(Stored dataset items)
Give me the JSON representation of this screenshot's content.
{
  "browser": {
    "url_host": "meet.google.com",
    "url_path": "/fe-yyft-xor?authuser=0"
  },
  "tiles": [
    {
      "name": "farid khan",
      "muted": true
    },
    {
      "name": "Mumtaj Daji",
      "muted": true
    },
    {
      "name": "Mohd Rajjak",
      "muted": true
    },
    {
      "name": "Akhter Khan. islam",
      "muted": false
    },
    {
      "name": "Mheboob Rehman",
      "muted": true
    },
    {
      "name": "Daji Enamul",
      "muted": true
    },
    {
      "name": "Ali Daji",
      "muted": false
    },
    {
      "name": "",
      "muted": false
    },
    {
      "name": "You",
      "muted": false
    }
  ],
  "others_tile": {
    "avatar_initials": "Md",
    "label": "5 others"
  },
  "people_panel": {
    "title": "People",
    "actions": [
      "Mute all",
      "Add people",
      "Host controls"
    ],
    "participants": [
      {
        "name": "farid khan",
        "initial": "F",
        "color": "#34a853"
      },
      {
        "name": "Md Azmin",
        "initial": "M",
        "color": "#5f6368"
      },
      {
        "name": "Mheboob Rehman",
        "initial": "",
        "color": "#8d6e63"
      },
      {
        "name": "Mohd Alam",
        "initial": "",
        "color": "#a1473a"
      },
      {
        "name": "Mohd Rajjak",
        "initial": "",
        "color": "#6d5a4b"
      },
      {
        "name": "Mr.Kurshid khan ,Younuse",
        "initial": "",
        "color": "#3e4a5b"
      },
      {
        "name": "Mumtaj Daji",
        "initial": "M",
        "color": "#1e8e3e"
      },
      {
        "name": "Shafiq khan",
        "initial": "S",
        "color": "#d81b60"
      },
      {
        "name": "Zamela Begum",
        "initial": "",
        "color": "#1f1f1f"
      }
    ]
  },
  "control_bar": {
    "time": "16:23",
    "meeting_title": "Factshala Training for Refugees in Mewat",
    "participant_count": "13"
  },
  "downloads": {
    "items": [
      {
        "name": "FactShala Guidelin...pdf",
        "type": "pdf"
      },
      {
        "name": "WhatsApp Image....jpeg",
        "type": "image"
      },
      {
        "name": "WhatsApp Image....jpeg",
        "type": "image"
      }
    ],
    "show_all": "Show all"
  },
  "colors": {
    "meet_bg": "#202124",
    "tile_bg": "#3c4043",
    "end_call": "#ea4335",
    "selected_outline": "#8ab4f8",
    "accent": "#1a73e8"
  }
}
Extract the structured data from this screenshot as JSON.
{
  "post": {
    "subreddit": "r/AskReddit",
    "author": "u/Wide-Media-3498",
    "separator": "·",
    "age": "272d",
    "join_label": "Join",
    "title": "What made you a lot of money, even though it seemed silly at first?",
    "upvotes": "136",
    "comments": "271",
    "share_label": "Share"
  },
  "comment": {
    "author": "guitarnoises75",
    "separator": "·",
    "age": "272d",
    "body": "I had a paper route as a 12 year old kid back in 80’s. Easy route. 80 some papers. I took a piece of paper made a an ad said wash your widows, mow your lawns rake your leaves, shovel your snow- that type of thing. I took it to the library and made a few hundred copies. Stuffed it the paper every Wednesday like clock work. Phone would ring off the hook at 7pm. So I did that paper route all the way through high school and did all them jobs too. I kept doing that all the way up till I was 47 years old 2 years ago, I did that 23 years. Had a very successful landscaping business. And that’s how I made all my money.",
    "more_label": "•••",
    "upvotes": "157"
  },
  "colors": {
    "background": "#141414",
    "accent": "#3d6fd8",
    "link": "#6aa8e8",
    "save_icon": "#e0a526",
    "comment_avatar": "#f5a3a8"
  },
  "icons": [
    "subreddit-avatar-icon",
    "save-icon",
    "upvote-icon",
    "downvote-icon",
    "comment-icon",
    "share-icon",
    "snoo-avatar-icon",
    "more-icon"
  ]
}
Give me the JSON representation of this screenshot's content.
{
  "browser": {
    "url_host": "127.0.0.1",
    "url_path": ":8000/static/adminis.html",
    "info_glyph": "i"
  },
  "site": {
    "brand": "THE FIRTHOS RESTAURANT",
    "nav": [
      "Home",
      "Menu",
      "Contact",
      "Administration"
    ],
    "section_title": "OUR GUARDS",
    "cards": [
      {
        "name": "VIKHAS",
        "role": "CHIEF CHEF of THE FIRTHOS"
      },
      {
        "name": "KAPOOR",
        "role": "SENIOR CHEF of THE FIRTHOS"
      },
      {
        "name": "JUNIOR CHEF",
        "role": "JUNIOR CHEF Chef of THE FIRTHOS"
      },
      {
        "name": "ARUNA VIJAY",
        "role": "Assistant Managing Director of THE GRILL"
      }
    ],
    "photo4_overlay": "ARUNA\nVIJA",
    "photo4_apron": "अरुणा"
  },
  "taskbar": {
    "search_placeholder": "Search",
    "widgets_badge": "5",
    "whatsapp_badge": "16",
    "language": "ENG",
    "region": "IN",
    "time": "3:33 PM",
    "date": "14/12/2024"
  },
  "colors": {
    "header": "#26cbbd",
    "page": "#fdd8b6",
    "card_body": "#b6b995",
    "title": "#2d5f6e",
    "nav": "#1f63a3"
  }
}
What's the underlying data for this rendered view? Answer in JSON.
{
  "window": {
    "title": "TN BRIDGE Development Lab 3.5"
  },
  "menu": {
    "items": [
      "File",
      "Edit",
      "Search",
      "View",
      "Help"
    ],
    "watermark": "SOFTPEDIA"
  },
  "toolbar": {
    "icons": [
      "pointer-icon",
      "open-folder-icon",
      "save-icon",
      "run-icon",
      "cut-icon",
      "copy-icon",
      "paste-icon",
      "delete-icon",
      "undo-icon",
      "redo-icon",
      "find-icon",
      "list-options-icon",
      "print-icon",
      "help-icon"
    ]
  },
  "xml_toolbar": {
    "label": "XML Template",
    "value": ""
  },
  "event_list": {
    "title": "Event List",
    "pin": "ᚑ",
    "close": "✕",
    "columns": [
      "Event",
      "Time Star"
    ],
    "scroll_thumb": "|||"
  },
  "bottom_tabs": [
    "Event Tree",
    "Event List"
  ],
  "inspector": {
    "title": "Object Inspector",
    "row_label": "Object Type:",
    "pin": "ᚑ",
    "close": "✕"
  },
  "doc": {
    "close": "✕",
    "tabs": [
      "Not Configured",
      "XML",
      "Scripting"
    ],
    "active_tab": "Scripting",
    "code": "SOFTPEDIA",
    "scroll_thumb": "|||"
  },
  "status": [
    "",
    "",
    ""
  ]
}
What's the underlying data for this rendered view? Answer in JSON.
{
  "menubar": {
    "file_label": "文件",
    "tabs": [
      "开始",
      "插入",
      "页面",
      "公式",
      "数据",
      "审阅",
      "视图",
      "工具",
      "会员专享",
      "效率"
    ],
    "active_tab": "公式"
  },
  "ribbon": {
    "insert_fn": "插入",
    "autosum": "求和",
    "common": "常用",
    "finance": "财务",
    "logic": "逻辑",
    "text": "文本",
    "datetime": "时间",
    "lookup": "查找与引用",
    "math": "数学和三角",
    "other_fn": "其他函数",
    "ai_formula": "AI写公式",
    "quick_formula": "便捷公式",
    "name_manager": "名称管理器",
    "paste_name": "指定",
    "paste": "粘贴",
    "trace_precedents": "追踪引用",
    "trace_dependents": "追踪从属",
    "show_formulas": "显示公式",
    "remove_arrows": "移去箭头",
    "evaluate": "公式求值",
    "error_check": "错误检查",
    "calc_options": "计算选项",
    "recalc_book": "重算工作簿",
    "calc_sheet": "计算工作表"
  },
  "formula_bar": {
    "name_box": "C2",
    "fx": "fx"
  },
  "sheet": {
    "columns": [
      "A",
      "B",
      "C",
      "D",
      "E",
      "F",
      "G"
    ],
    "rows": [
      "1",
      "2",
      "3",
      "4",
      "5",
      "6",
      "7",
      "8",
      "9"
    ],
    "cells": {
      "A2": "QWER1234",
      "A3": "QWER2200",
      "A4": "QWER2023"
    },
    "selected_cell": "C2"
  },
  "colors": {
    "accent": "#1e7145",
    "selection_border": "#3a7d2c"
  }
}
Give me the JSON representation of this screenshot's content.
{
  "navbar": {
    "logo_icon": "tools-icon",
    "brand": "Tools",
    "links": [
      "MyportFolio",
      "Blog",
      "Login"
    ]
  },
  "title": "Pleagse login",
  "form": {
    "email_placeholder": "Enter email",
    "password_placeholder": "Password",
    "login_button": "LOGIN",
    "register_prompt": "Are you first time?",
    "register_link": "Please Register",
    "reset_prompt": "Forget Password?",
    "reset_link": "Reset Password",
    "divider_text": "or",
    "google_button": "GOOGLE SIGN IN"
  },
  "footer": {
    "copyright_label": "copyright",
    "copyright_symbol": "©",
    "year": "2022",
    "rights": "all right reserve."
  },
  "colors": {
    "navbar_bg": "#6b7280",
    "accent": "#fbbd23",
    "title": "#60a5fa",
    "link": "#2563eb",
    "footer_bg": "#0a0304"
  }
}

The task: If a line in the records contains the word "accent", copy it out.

Written reply:
    "accent": "#1a73e8"
    "accent": "#3d6fd8",
    "accent": "#1e7145",
    "accent": "#fbbd23",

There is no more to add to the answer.